◆ **ABOUT THIS EXERCISE**
What you return should be each line of the data containing the string "phone".
[Opening THE DATA section]
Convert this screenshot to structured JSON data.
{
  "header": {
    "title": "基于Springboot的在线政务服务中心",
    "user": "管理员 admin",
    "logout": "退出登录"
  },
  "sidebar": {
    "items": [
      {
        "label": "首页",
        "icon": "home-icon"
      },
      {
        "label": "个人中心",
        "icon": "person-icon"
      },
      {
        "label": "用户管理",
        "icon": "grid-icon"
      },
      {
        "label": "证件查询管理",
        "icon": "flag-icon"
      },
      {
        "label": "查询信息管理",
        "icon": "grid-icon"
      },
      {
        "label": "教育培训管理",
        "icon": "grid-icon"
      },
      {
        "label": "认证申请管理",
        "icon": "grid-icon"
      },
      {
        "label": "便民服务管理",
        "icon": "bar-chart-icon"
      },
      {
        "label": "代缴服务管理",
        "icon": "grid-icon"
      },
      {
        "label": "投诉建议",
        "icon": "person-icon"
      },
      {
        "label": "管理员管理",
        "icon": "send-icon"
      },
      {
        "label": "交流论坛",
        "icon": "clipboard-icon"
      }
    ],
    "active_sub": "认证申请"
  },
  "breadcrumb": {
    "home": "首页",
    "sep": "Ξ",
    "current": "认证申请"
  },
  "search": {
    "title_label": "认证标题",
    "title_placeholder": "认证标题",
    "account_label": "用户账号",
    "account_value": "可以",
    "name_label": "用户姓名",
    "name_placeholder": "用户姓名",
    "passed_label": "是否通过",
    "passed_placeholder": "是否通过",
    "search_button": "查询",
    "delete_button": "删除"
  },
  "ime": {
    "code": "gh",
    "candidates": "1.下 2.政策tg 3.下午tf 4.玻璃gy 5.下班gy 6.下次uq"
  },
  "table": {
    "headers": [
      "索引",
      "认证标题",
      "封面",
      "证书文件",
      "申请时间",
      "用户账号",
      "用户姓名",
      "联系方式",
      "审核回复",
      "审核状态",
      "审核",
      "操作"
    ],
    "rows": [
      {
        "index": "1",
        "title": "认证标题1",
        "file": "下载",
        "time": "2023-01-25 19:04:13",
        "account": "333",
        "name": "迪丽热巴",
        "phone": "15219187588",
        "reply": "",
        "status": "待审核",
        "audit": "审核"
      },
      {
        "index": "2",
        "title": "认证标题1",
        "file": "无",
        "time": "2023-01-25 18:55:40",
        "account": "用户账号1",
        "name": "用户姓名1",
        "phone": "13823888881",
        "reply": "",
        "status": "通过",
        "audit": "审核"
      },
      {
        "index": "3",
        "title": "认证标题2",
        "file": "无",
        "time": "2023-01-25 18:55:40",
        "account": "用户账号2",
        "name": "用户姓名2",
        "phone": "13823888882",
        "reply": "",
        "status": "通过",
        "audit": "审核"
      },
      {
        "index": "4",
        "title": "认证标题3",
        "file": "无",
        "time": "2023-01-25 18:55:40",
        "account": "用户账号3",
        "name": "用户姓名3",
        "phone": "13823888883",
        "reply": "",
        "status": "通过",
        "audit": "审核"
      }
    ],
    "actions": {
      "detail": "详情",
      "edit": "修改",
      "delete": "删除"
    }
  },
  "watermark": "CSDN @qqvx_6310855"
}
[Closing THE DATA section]
◆ **EXPECTED ANSWER**
        "phone": "15219187588",
        "phone": "13823888881",
        "phone": "13823888882",
        "phone": "13823888883",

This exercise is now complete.